Cut the Chinese cabbage heads into quarters, and salt with 5% of their weight in salt the day before you plan to make the kimchi. (Make sure to put plenty of salt on the tougher root ends.) The next day, when moisture has come out of the cabbage and it is immersed in it, drain off the moisture in a colander.
Make the additional ingredients. Cut the daikon radish into 4 cm long julienne, sprinkle with salt and leave until wilted. Squeeze out the moisture.
Cut the green onion and Chinese chives into 3 cm long pieces. Cut the leek into 3 cm long pieces and julienne.
Put the onion, pear, garlic and ginger into a food processor and process until chopped and combined.
Soak the konbu seaweed in water until softened, and shred finely. Combine with the scallops, ama-ebi shrimp, and the salt-preserved sardine liquid in a food processor. Process until the shrimp shells are completely chopped.
From this point on protect your hands with gloves. Sprinkle half the chili pepper onto the daikon radish from Step 2, and mix well until it has all turned red.
Process the salt-preserved squid in a food processor until it's chopped up. Add this to the Step 6 mixture with the sugar, and squeeze and mix together with your hands.
Add the Step 5 konbu seaweed and the Step 5 scallop-shrimp mixture and mix and rub it all together with your hands.
Add the chopped up garlic mixture from Step for and mix it in. Add the rest of the chili peppers and rice porridge, and mix well.
Add the chopped up green onion, leek and Chinese chives. Mix to combine. The seasoning ingredient mix is finished.
Next, combine the seasoning mix with the Chinese cabbage. If the cabbage is still wet dry it well with paper towels. Push in the seasoning mix between the leaves of the cabbage.
Roll up the cabbage pieces, wrap each one with the outermost leaves, and it's done.

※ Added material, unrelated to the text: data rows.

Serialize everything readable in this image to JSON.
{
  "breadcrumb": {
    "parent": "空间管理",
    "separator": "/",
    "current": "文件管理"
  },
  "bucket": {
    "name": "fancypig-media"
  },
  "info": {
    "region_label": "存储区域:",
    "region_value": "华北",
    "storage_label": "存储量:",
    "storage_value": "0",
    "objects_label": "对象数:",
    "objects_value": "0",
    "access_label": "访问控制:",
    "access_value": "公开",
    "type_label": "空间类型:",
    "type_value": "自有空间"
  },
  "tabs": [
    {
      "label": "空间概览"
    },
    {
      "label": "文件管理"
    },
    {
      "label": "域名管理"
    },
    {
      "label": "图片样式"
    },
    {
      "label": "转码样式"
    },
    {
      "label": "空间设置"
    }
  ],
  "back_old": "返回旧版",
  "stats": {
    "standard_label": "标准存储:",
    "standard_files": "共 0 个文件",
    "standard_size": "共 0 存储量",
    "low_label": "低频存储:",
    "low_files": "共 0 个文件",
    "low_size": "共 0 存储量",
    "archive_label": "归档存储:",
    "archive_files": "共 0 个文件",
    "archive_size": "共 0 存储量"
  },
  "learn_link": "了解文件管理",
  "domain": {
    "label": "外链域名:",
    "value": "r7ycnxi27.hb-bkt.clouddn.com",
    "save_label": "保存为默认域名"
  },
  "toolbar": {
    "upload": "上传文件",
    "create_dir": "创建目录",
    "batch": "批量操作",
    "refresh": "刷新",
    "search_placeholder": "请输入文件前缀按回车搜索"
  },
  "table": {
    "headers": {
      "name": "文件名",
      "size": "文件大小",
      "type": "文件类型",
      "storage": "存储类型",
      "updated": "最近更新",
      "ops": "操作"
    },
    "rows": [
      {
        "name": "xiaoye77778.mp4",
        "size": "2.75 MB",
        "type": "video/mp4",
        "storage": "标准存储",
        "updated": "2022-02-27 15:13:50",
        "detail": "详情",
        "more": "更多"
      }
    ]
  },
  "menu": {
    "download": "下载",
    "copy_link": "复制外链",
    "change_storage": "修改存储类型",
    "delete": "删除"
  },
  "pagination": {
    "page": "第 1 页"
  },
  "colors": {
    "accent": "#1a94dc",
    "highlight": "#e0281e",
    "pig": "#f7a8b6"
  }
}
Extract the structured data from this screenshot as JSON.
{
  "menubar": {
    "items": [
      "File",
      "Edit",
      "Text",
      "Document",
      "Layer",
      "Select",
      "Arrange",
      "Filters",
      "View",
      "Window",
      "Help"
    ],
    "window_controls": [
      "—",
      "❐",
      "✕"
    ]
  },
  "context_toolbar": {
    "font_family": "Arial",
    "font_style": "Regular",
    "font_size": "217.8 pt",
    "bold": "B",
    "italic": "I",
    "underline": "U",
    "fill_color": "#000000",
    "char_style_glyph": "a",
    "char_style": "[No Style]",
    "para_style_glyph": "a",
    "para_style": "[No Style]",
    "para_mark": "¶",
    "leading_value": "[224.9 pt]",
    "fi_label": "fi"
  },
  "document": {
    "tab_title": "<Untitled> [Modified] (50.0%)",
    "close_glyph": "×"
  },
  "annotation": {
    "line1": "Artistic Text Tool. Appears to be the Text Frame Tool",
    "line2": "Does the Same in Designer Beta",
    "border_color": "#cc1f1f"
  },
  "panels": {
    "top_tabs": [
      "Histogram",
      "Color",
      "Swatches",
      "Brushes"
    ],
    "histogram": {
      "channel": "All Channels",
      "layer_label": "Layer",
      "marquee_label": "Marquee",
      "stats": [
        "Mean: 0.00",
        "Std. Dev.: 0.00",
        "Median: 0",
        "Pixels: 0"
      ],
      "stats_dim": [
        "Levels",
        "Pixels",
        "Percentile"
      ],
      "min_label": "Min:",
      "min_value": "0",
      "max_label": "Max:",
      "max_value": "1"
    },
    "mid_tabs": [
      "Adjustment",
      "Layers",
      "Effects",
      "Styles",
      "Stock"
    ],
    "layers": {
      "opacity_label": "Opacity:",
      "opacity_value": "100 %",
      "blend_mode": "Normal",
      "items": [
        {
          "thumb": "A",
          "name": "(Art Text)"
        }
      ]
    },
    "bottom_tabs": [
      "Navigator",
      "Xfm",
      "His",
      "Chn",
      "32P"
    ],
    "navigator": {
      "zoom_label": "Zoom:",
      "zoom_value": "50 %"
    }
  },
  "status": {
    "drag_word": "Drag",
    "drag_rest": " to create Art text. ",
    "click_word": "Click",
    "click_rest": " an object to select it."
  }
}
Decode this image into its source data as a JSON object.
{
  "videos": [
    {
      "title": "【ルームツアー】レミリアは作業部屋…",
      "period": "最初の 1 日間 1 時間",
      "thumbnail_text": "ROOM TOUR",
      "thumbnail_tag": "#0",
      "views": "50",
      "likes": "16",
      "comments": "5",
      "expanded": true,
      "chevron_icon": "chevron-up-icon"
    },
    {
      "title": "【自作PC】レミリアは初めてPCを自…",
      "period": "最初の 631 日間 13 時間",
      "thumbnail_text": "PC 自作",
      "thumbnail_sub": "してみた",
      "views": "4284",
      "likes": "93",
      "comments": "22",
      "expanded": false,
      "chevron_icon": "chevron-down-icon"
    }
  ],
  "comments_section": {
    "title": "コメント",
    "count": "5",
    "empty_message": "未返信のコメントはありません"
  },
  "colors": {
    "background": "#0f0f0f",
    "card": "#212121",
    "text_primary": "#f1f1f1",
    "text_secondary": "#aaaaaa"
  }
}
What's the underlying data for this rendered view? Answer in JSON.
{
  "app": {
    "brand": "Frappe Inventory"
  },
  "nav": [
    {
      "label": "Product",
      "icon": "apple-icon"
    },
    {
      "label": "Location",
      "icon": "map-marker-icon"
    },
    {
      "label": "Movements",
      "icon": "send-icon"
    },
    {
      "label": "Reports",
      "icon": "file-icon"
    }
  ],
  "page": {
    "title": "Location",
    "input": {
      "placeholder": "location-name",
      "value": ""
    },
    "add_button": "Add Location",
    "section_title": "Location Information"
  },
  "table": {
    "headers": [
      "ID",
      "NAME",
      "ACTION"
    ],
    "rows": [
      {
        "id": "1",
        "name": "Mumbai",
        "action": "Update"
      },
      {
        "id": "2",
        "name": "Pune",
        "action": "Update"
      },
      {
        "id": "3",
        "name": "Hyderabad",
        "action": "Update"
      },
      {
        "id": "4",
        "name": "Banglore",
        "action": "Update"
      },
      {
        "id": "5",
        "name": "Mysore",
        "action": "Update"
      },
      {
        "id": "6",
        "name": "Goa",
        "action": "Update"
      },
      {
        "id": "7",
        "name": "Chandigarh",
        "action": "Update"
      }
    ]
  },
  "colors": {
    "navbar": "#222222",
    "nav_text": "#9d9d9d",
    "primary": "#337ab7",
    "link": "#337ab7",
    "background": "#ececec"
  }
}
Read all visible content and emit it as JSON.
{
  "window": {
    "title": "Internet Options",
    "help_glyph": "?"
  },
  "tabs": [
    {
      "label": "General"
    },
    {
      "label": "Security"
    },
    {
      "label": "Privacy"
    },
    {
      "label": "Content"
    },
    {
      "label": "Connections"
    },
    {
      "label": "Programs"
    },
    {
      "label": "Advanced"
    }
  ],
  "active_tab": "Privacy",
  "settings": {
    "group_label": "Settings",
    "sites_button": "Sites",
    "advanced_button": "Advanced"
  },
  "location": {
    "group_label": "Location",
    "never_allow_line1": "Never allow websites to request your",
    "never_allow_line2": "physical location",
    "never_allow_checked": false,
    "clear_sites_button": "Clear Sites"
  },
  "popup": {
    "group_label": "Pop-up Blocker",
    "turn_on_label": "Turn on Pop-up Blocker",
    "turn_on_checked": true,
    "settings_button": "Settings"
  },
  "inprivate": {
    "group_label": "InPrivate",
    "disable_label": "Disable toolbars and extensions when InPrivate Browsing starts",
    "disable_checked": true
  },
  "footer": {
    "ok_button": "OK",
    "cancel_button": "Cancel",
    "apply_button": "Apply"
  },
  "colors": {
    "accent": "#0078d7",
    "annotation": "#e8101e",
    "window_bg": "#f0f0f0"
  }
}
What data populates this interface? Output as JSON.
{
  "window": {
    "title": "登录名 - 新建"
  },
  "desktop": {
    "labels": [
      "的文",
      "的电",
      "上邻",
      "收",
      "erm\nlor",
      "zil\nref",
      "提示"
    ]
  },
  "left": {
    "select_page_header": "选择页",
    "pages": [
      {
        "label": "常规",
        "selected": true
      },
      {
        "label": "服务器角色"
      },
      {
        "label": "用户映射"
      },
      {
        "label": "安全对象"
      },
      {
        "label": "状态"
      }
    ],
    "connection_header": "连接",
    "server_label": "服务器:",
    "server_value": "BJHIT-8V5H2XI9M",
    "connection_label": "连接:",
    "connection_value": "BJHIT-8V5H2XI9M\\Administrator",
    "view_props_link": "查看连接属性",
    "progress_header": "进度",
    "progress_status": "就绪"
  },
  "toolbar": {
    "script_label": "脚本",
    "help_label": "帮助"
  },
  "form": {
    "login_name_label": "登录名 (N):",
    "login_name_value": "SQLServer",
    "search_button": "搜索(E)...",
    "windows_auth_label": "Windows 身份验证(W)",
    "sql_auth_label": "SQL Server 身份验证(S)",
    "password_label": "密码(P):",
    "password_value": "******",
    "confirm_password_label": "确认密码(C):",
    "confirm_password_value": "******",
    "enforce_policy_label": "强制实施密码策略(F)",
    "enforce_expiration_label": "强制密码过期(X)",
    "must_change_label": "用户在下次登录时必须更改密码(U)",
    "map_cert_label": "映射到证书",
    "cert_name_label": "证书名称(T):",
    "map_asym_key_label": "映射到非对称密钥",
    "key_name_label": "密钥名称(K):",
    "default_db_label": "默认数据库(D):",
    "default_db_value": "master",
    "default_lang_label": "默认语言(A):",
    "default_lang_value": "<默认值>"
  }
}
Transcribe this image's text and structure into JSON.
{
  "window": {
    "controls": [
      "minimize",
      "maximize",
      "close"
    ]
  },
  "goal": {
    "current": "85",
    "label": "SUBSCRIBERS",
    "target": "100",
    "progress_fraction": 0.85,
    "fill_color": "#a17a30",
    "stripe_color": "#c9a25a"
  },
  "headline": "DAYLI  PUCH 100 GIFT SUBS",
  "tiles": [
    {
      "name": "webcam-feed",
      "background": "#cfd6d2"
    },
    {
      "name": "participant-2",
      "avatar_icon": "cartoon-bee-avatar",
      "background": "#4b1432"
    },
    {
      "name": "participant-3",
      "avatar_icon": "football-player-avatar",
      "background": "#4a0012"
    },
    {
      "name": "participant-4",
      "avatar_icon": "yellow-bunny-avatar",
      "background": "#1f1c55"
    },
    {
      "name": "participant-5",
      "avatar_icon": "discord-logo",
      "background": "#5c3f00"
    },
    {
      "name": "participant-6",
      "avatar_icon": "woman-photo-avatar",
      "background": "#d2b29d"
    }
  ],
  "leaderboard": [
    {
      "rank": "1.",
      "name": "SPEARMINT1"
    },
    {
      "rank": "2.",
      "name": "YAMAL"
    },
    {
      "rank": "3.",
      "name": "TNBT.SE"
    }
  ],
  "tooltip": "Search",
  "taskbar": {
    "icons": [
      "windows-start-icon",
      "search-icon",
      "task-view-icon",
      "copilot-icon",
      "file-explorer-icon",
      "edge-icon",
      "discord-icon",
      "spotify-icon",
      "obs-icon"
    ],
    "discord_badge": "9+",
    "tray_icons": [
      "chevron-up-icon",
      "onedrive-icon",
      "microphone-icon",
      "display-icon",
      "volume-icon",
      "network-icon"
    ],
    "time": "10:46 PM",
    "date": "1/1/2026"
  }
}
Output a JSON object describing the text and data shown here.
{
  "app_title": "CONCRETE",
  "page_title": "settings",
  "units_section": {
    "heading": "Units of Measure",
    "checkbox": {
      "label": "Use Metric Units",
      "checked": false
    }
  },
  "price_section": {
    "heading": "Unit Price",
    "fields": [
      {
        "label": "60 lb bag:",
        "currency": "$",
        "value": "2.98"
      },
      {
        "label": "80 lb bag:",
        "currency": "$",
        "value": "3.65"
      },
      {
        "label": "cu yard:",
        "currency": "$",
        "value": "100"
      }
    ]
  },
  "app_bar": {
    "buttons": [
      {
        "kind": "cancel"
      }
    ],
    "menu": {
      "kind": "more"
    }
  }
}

Kimchi is a fermented food, so don't eat it right after you make it. It's best after resting in the refrigerator for at least 4 days. Once it tastes right, store it in the partial freezing compartment (almost freezing) of your refrigerator to slow down further fermentation.